• WHAT YOU WILL DO: Would you work out how many lines below include the word "security"? Only that number is wanted.

*** Opening DATASET EXCERPTS ***

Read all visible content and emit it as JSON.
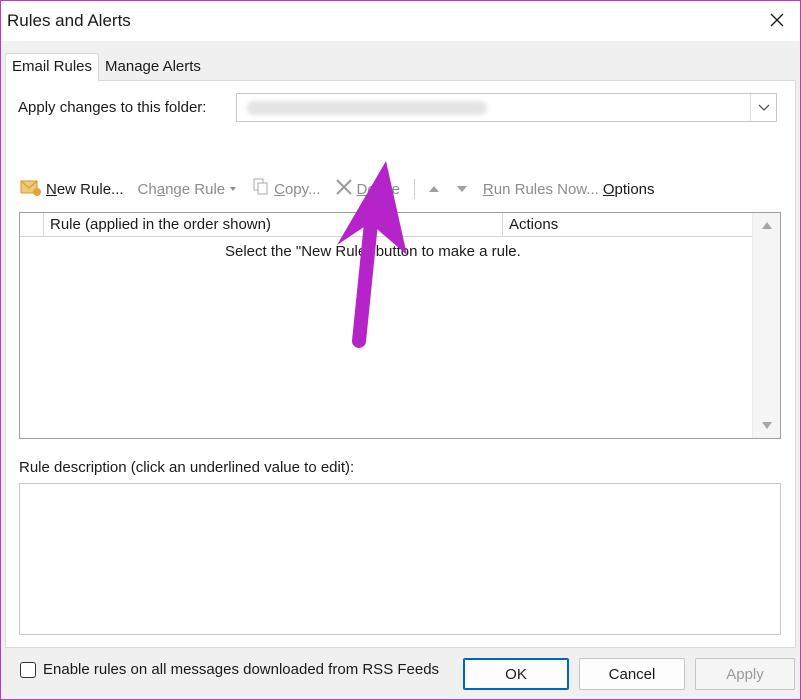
{
  "window": {
    "title": "Rules and Alerts"
  },
  "tabs": [
    {
      "label": "Email Rules",
      "active": true
    },
    {
      "label": "Manage Alerts",
      "active": false
    }
  ],
  "folder": {
    "label": "Apply changes to this folder:",
    "value_obscured": true
  },
  "toolbar": {
    "new_rule": {
      "prefix": "N",
      "rest": "ew Rule...",
      "icon": "new-rule-icon",
      "enabled": true
    },
    "change_rule": {
      "prefix": "Ch",
      "underlined": "a",
      "rest": "nge Rule",
      "icon": "dropdown-caret-icon",
      "enabled": false
    },
    "copy": {
      "prefix": "",
      "underlined": "C",
      "rest": "opy...",
      "icon": "copy-icon",
      "enabled": false
    },
    "delete": {
      "prefix": "",
      "underlined": "D",
      "rest": "elete",
      "icon": "x-icon",
      "enabled": false
    },
    "move_up": {
      "icon": "triangle-up-icon",
      "enabled": false
    },
    "move_down": {
      "icon": "triangle-down-icon",
      "enabled": false
    },
    "run_rules": {
      "prefix": "",
      "underlined": "R",
      "rest": "un Rules Now...",
      "enabled": false
    },
    "options": {
      "prefix": "",
      "underlined": "O",
      "rest": "ptions",
      "enabled": true
    }
  },
  "rules_table": {
    "columns": [
      "Rule (applied in the order shown)",
      "Actions"
    ],
    "rows": [],
    "empty_message": "Select the \"New Rule\" button to make a rule."
  },
  "description": {
    "label": "Rule description (click an underlined value to edit):"
  },
  "rss": {
    "label": "Enable rules on all messages downloaded from RSS Feeds",
    "checked": false
  },
  "buttons": {
    "ok": "OK",
    "cancel": "Cancel",
    "apply": "Apply"
  },
  "colors": {
    "annotation_arrow": "#b424c8",
    "ok_border": "#0067c0",
    "disabled_text": "#8c8c8c"
  }
}
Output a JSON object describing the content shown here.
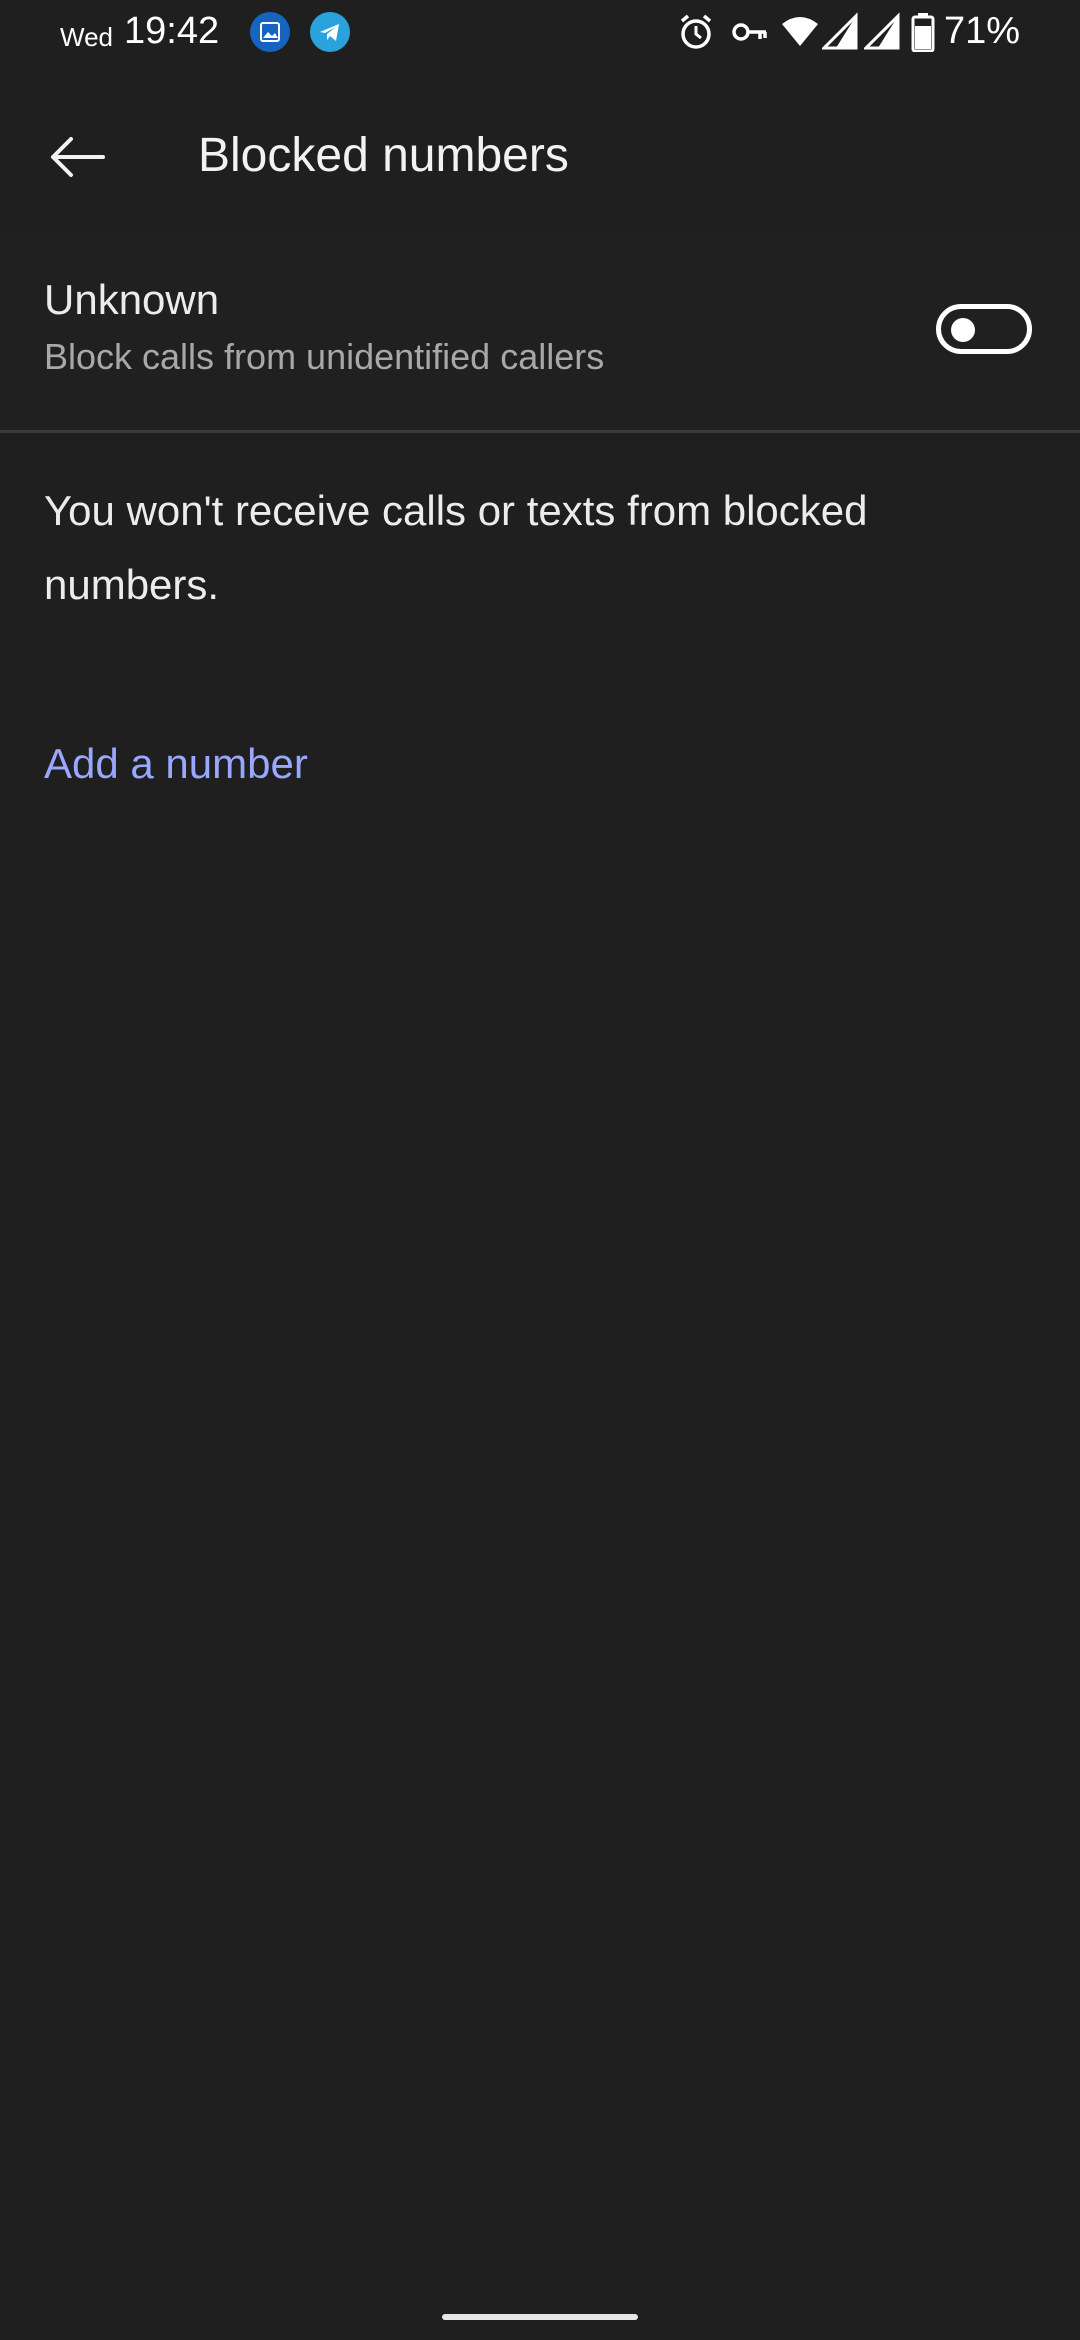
{
  "status_bar": {
    "day": "Wed",
    "time": "19:42",
    "battery_percent": "71%",
    "notification_icons": [
      "gallery-icon",
      "telegram-icon"
    ],
    "system_icons": [
      "alarm-icon",
      "vpn-key-icon",
      "wifi-icon",
      "signal-icon",
      "signal-icon",
      "battery-icon"
    ]
  },
  "app_bar": {
    "title": "Blocked numbers",
    "back_icon": "arrow-left-icon"
  },
  "unknown_setting": {
    "title": "Unknown",
    "subtitle": "Block calls from unidentified callers",
    "toggle_on": false
  },
  "info": {
    "text": "You won't receive calls or texts from blocked numbers."
  },
  "actions": {
    "add_number_label": "Add a number"
  },
  "colors": {
    "background": "#1f1f1f",
    "accent": "#9aa7ff",
    "secondary_text": "#a8a8a8"
  }
}
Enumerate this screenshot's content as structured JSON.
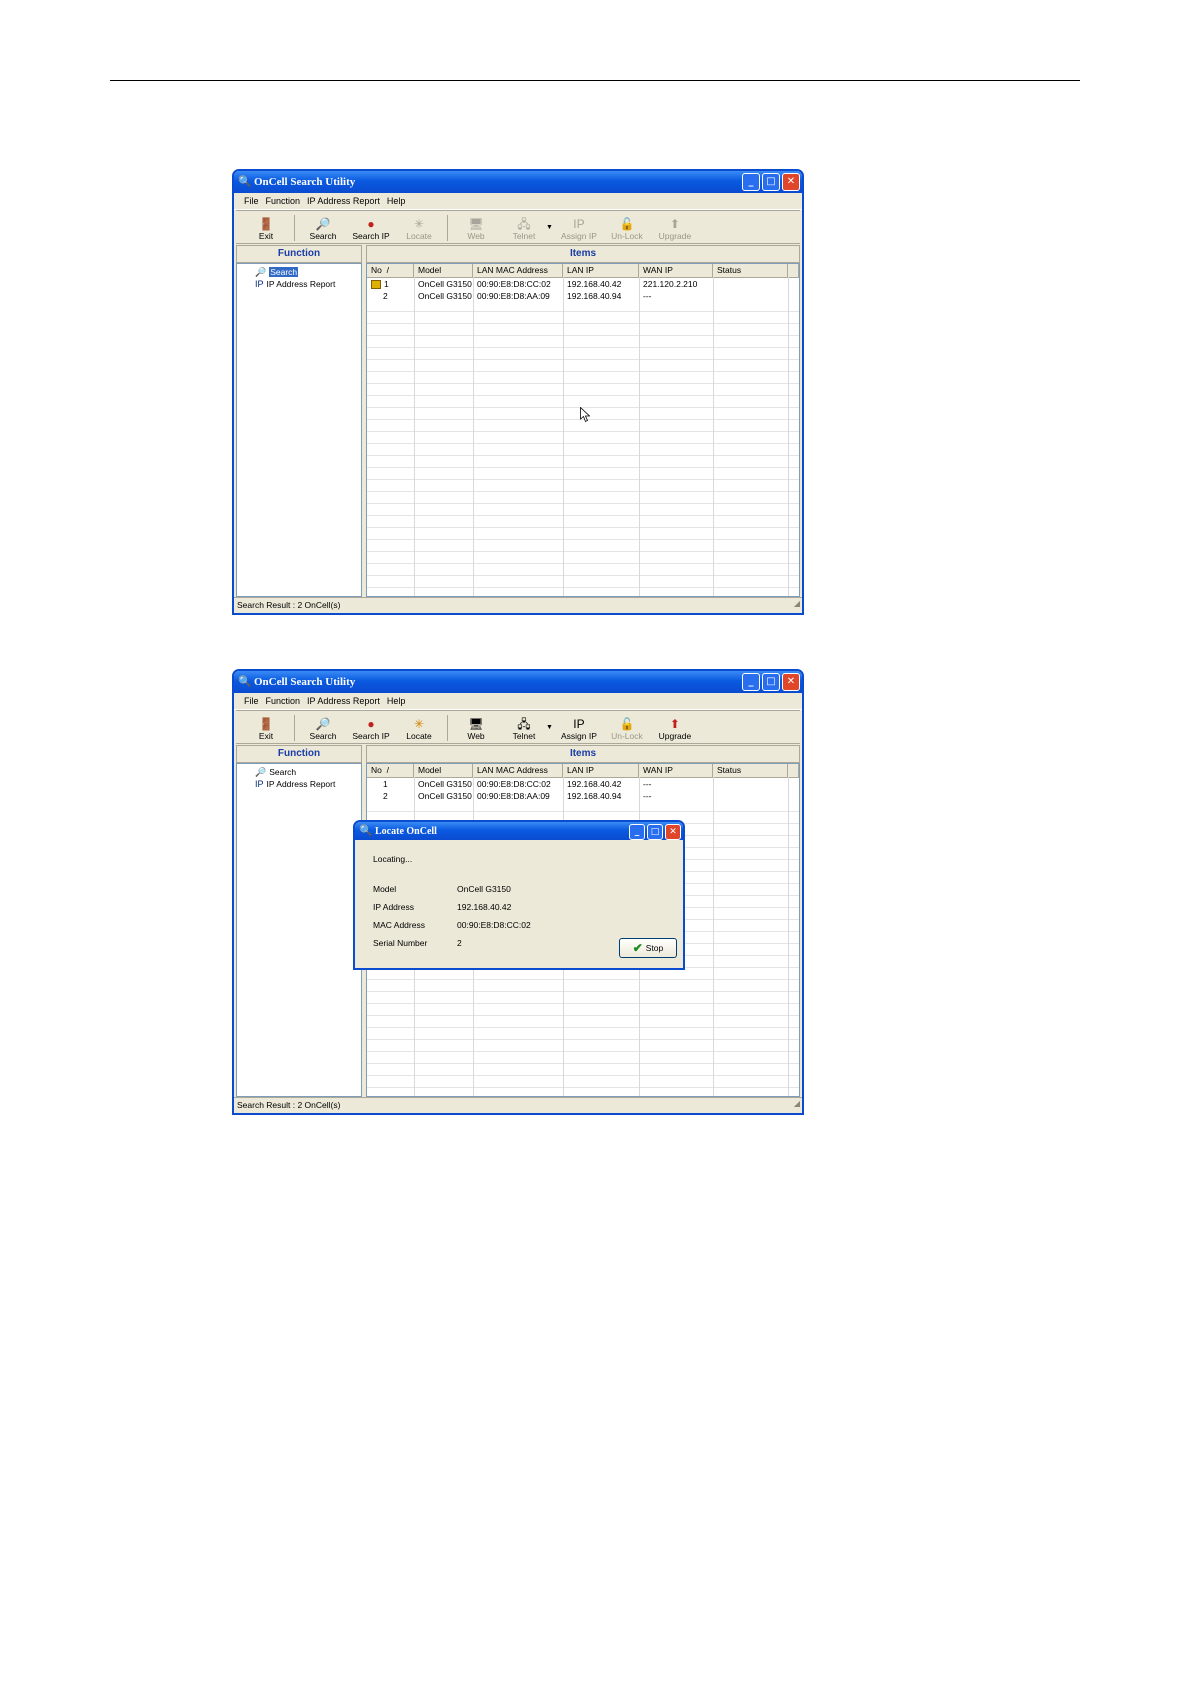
{
  "window_title": "OnCell Search Utility",
  "menu": [
    "File",
    "Function",
    "IP Address Report",
    "Help"
  ],
  "toolbar": [
    {
      "label": "Exit",
      "icon": "exit-icon"
    },
    {
      "label": "Search",
      "icon": "search-icon"
    },
    {
      "label": "Search IP",
      "icon": "search-ip-icon"
    },
    {
      "label": "Locate",
      "icon": "locate-icon"
    },
    {
      "label": "Web",
      "icon": "web-icon"
    },
    {
      "label": "Telnet",
      "icon": "telnet-icon"
    },
    {
      "label": "Assign IP",
      "icon": "assign-ip-icon"
    },
    {
      "label": "Un-Lock",
      "icon": "unlock-icon"
    },
    {
      "label": "Upgrade",
      "icon": "upgrade-icon"
    }
  ],
  "function_pane": {
    "title": "Function",
    "items": [
      "Search",
      "IP Address Report"
    ]
  },
  "items_pane": {
    "title": "Items"
  },
  "columns": [
    "No",
    "Model",
    "LAN MAC Address",
    "LAN IP",
    "WAN IP",
    "Status"
  ],
  "sort_indicator": "/",
  "rows": [
    {
      "no": "1",
      "model": "OnCell G3150",
      "mac": "00:90:E8:D8:CC:02",
      "lan_ip": "192.168.40.42",
      "wan_ip_1": "221.120.2.210",
      "wan_ip_2": "---",
      "status": ""
    },
    {
      "no": "2",
      "model": "OnCell G3150",
      "mac": "00:90:E8:D8:AA:09",
      "lan_ip": "192.168.40.94",
      "wan_ip_1": "---",
      "wan_ip_2": "---",
      "status": ""
    }
  ],
  "status_bar": "Search Result : 2 OnCell(s)",
  "dialog": {
    "title": "Locate OnCell",
    "status": "Locating...",
    "fields": [
      {
        "label": "Model",
        "value": "OnCell G3150"
      },
      {
        "label": "IP Address",
        "value": "192.168.40.42"
      },
      {
        "label": "MAC Address",
        "value": "00:90:E8:D8:CC:02"
      },
      {
        "label": "Serial Number",
        "value": "2"
      }
    ],
    "stop_label": "Stop"
  }
}
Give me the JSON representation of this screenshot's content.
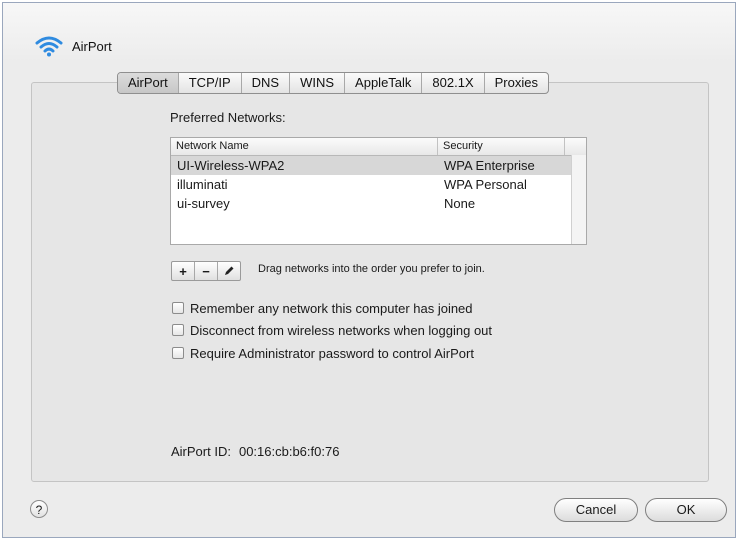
{
  "window": {
    "title": "AirPort",
    "icon": "wifi-icon"
  },
  "tabs": [
    {
      "label": "AirPort",
      "active": true
    },
    {
      "label": "TCP/IP",
      "active": false
    },
    {
      "label": "DNS",
      "active": false
    },
    {
      "label": "WINS",
      "active": false
    },
    {
      "label": "AppleTalk",
      "active": false
    },
    {
      "label": "802.1X",
      "active": false
    },
    {
      "label": "Proxies",
      "active": false
    }
  ],
  "preferred": {
    "label": "Preferred Networks:",
    "columns": {
      "name": "Network Name",
      "security": "Security"
    },
    "rows": [
      {
        "name": "UI-Wireless-WPA2",
        "security": "WPA Enterprise",
        "selected": true
      },
      {
        "name": "illuminati",
        "security": "WPA Personal",
        "selected": false
      },
      {
        "name": "ui-survey",
        "security": "None",
        "selected": false
      }
    ]
  },
  "list_controls": {
    "add": "+",
    "remove": "−",
    "edit_icon": "pencil-icon",
    "hint": "Drag networks into the order you prefer to join."
  },
  "options": [
    {
      "label": "Remember any network this computer has joined",
      "checked": false
    },
    {
      "label": "Disconnect from wireless networks when logging out",
      "checked": false
    },
    {
      "label": "Require Administrator password to control AirPort",
      "checked": false
    }
  ],
  "airport_id": {
    "label": "AirPort ID:",
    "value": "00:16:cb:b6:f0:76"
  },
  "footer": {
    "help": "?",
    "cancel": "Cancel",
    "ok": "OK"
  },
  "colors": {
    "frame_border": "#9aa7bd",
    "wifi_blue": "#2f8be0",
    "selected_row": "#d7d7d7"
  }
}
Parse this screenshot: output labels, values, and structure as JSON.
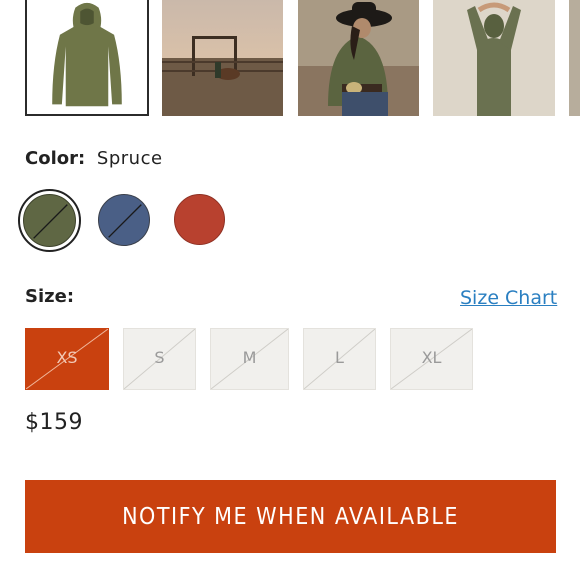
{
  "color": {
    "label": "Color:",
    "selected": "Spruce"
  },
  "swatches": [
    {
      "name": "Spruce",
      "hex": "#5f6744",
      "unavailable": true,
      "selected": true
    },
    {
      "name": "Blue",
      "hex": "#4a5f86",
      "unavailable": true,
      "selected": false
    },
    {
      "name": "Red",
      "hex": "#b8412f",
      "unavailable": false,
      "selected": false
    }
  ],
  "size": {
    "label": "Size:",
    "chart_link": "Size Chart",
    "options": [
      {
        "label": "XS",
        "selected": true,
        "unavailable": true
      },
      {
        "label": "S",
        "selected": false,
        "unavailable": true
      },
      {
        "label": "M",
        "selected": false,
        "unavailable": true
      },
      {
        "label": "L",
        "selected": false,
        "unavailable": true
      },
      {
        "label": "XL",
        "selected": false,
        "unavailable": true
      }
    ]
  },
  "price": "$159",
  "cta": {
    "label": "NOTIFY ME WHEN AVAILABLE"
  },
  "colors": {
    "accent": "#c9410f",
    "link": "#2a7fc1"
  }
}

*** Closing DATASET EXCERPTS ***

• ANSWER TO THIS EXERCISE: 4